The popularity of rock climbing in southwest Utah is growing at a phenomenal pace. That popularity brings a corresponding increase in impacts to natural resources. The St. George Field Office requests that climbers practice “minimal impact” climbing and camping to protect fragile resources.
When considering the development of new crags, please contact one of the BLM’s Outdoor Recreation Planners. They can alert you to potential issues like land ownership, sensitive species, and archaeological resources. Remember, your freedom to climb depends on you.
The minimal impact techniques listed below are advocated by the The Access Fund and have been adopted by the St. George Field Office as the standard for ethical climbing on public lands.
- Do not climb near any site that could be historic, archaeological or paleontological in nature. These sites are protected by law.
- Examine, but do not disturb ancient or historic structures, archaeological artifacts, rock art, and fossils. These include, but are not limited to, Native American sacred sites, archaeological sites, petroglyphs and pictographs, ancient or historic carved steps or ladders, fossils and dinosaur tracks, ancient or historic trails, historic mining areas, structures and developed springs.
- If you witness vandalism of archaeological, historic or paleontological sites, please report it immediately by contacting the BLM St. George Field Office at (435) 688-3200.
Climber Access Trails
- Travel on durable surfaces such as rock, gravel and sand.
- Whenever possible, use established trails.
- Limit trail widening, vegetation trampling and social trail proliferation
- Avoid trampling cryptobiotic crust.
- Always carry, never drag, your bouldering crashpad.
Dispose of Waste Properly
- Do not urinate on vegetation or in rock cracks. Choose soil or sand.
- In heavily used areas, pack out all solid human waste, toilet paper and hygiene products in onetime-use waste bags. Burying human waste can result in unsightly and unsanitary conditions for other climbers. When packing it out is not an option, deposit solid human waste in a 6 - 8 inch deep hole at least 200 feet from water, trails, campsites, or the base of a crag.

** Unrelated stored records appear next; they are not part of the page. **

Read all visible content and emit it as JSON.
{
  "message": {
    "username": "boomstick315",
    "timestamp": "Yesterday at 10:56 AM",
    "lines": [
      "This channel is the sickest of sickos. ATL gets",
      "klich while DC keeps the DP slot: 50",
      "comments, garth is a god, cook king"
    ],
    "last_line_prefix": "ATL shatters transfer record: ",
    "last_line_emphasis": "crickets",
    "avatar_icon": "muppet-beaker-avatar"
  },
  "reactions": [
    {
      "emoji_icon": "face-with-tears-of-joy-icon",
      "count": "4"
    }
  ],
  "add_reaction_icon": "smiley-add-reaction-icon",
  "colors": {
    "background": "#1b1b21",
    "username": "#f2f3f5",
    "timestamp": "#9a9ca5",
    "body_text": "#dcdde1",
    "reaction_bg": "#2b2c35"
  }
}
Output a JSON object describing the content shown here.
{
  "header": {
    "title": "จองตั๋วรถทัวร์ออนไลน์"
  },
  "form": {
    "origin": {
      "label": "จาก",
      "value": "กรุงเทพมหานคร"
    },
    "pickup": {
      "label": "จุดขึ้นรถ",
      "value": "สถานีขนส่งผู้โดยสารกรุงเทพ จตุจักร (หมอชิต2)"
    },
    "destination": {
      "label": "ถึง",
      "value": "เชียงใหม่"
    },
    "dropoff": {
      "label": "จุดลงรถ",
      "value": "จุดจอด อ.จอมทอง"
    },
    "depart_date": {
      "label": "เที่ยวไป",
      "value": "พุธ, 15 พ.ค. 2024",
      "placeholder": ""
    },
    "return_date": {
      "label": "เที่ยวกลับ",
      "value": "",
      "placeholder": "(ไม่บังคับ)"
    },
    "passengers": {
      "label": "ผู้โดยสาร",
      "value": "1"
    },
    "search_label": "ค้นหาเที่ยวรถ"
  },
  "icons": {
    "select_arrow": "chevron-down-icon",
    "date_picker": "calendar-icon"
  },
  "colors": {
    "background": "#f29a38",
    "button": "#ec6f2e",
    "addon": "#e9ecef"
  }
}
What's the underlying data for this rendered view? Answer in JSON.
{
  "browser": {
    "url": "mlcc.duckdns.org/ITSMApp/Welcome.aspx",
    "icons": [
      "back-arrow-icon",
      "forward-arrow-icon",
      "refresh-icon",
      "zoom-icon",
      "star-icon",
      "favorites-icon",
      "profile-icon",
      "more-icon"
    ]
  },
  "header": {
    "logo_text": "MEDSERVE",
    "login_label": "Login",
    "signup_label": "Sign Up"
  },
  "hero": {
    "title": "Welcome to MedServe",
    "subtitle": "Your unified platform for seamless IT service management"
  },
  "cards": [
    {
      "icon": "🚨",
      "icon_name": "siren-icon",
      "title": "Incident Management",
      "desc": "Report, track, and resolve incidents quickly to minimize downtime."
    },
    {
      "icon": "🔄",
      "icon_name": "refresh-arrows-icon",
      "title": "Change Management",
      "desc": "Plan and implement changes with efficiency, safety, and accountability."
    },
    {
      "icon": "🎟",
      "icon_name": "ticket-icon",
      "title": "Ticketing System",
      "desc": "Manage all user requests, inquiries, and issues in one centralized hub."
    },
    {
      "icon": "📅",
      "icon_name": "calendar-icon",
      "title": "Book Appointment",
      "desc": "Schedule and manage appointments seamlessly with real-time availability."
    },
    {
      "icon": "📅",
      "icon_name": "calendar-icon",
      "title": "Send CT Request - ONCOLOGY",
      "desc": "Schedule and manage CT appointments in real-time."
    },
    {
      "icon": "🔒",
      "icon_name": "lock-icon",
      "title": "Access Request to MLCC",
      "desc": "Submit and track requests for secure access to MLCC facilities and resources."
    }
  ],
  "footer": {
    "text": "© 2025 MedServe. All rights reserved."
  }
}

- Use removable protection whenever possible
- When fixed anchors are necessary, use matte colors that match the rocks.
- Pack out all trash, and remove trash left by others
- Although vocal communication is part of the climber’s safety system, climbers should keep noise to a minimum whenever possible
- Stay on existing roads
- Do not park off the roadway on vegetation
- Do not block traffic
- Keep pets on leashes or under physical control at all times
- Prevent pets from harassing wildlife
- Control barking
- Pack out pet waste.
Reducing Visual Impacts
- Do not chip, chisel, glue, graffiti, or otherwise degrade or deface the rock
- Do not start warming fires at the base of a climb; this defaces the rock and may cause wildfires
- Use a chalk bag and keep it closed to you to prevent spills
- If possible, use a chalk color that is compatible with local rocks.
- Remove chalk residue when rappelling or being lowered from top-roped routes
- Don’t remove vegetation, including lichen, ferns, mosses, shrubs, or small trees from climbing routes
- Avoid using trees as belay or rappel anchors. When using a tree is necessary, protect the tree’s bark by using a sling and carabiner, instead of wrapping rope around a tree.
- Do not camp or deposit human waste within 200 feet of water sources
- Avoid approaches or descent trails that pass near water sources
- Secure your food away from animals
- Obey seasonal wildlife closures, both mandatory and voluntary. Keep alert for animals protecting their home and change or abandon your route to give them space.
- Always prioritize wildlife protection over your personal climbing ambitions